Flyout.ShowAttachedFlyout method. This method will show the attached flyout on the
At some point in the development of your applications you might need to close the flyout though code. If you run the application at this point you notice the flyout does not go away when you click on the button. You need to handle this yourself. To demonstrate this handle the
Tapped event on the “FlyoutDemoButton”. In the event handler for this event in the code behind add the following line.
As I mentioned earlier there’s also a
MenuFlyout. This flyout is added to the framework to make it much simpler to create small popup menus. The
MenuFlyout control works in pretty much the same way as the normal flyout, with the difference that is has no content property but contains a list of
MenuItems. There are three different kinds of menu items that you can use out of the box:
MenuFlyoutItem, a basic item that the user can click to give some command.
ToggleMenuFlyoutItem, this menu item is preceded by a checkmark that can be toggled.
MenuFlyoutSeparator, a horizontal line to separate items.
Add another Button to the designer and set its contents to “Menu Flyout”. Right-click the button in the designer or the objects

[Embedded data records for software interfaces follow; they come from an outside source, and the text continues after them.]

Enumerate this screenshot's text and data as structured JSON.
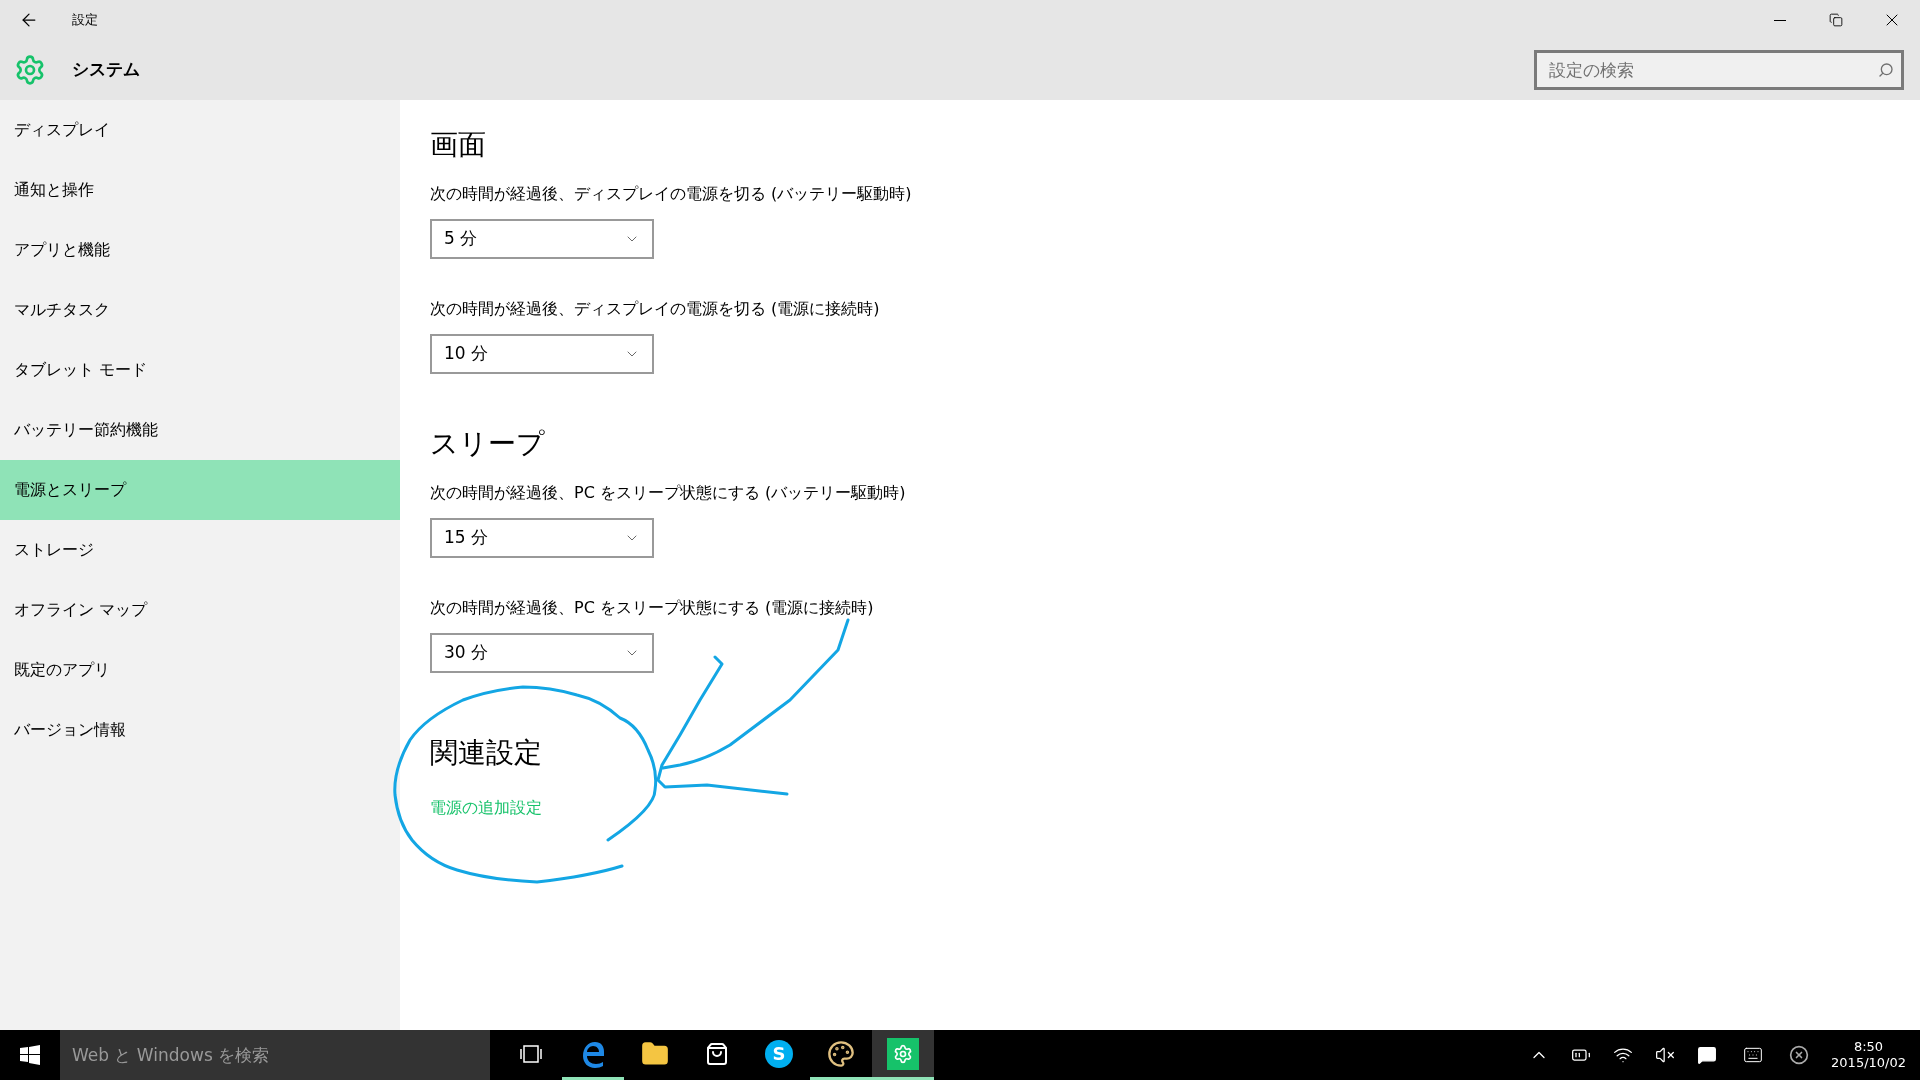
{
  "window": {
    "title": "設定",
    "page": "システム"
  },
  "search": {
    "placeholder": "設定の検索"
  },
  "sidebar": {
    "items": [
      {
        "label": "ディスプレイ",
        "selected": false
      },
      {
        "label": "通知と操作",
        "selected": false
      },
      {
        "label": "アプリと機能",
        "selected": false
      },
      {
        "label": "マルチタスク",
        "selected": false
      },
      {
        "label": "タブレット モード",
        "selected": false
      },
      {
        "label": "バッテリー節約機能",
        "selected": false
      },
      {
        "label": "電源とスリープ",
        "selected": true
      },
      {
        "label": "ストレージ",
        "selected": false
      },
      {
        "label": "オフライン マップ",
        "selected": false
      },
      {
        "label": "既定のアプリ",
        "selected": false
      },
      {
        "label": "バージョン情報",
        "selected": false
      }
    ]
  },
  "sections": [
    {
      "heading": "画面",
      "settings": [
        {
          "label": "次の時間が経過後、ディスプレイの電源を切る (バッテリー駆動時)",
          "value": "5 分"
        },
        {
          "label": "次の時間が経過後、ディスプレイの電源を切る (電源に接続時)",
          "value": "10 分"
        }
      ]
    },
    {
      "heading": "スリープ",
      "settings": [
        {
          "label": "次の時間が経過後、PC をスリープ状態にする (バッテリー駆動時)",
          "value": "15 分"
        },
        {
          "label": "次の時間が経過後、PC をスリープ状態にする (電源に接続時)",
          "value": "30 分"
        }
      ]
    }
  ],
  "related": {
    "heading": "関連設定",
    "link": "電源の追加設定"
  },
  "taskbar": {
    "search_placeholder": "Web と Windows を検索",
    "apps": [
      {
        "kind": "taskview",
        "running": false,
        "active": false
      },
      {
        "kind": "edge",
        "running": true,
        "active": false
      },
      {
        "kind": "explorer",
        "running": false,
        "active": false
      },
      {
        "kind": "store",
        "running": false,
        "active": false
      },
      {
        "kind": "skype",
        "logo": "S",
        "running": false,
        "active": false
      },
      {
        "kind": "paint",
        "running": true,
        "active": false
      },
      {
        "kind": "settings",
        "running": true,
        "active": true
      }
    ],
    "time": "8:50",
    "date": "2015/10/02"
  }
}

and timeline panel and select Add MenuFlyout. This will present you with the same Add FlyoutBase Resource dialog as you’ve seen earlier. Name the resource “MenuFlyout” and click OK.
There are two ways you can add items to the menu. The first one is through the properties panel. To add menu items click the button next to Items (Collection). You can select the type of menu item you would like to add to the menu from the dropdown list at the bottom and add that item by clicking the Add button. You can use the buttons with the arrows to order the items and delete them by clicking on the button with the X. Properties of the menu items can be set on the right side of the dialog. When you are done adding and editing menu items click the OK button to complete adding items and close the dialog.
The second way to add items to the menu is by adding them to the objects & timeline panel. Search for “Flyout” in the assets panel. From the results you can drag the desired item to the menu. The item is added at the location of the blue line.
To handle user actions on the menu items you’ll have to handle the tap events of the menu items. Let’s try that.
MenuFlyoutItems to the flyout menu. Change the Text property of the items to “Item 1” and “Item 2”. Go to the events list and add at Tapped event handler to the first
MenuFlyoutItem. Copy the text that is added to the text box from the tapped event to the event handler of the other
MenuFlyoutItem, so both are handled by the same event handler.
Switch over to the code behind and add the following code to the event handler for the menu items:
MenuFlyoutItem item = sender as FlyoutMenuItem;
case "Item 1":
case "Item 2":
This code takes the sender of the event as a
MenuFlyoutItem and uses a switch statement to decide what to do next based on the text on the items. Of course you can handle events on each menu item separately too if you like.
To get to the checked state of the
ToggleMenuFlyoutItem in an event handler, just grab the sender as
ToggleMenuFlyoutItem and look for the
If you are used to work with MVVM in your applications you can use the
Command property of the menu items to data bind to you model.
I think these Flyouts will make become handy if you need a little message, confirmation or just have the use make a selection. But I sure hope behaviors will be made available in Blend soon so I can write the behaviors necessary to show attached flyouts without writing code in the code behind files.
If you like to read a little more in depth about these controls have a look at the MSDN pages of the Flyout control, MenuFlyout control, MenuFlyoutItem control and ToggleMenuFlyoutItem.
I’m planning on doing a couple more of these introductions on the new Windows 8.1 controls and Blend for Visual Studio 2013 preview. If you like to stay up to date follow me on twitter (@sorskoot) or subscribe to the RSS feed. If you have any question or comments please feel free to contact me or leave it below.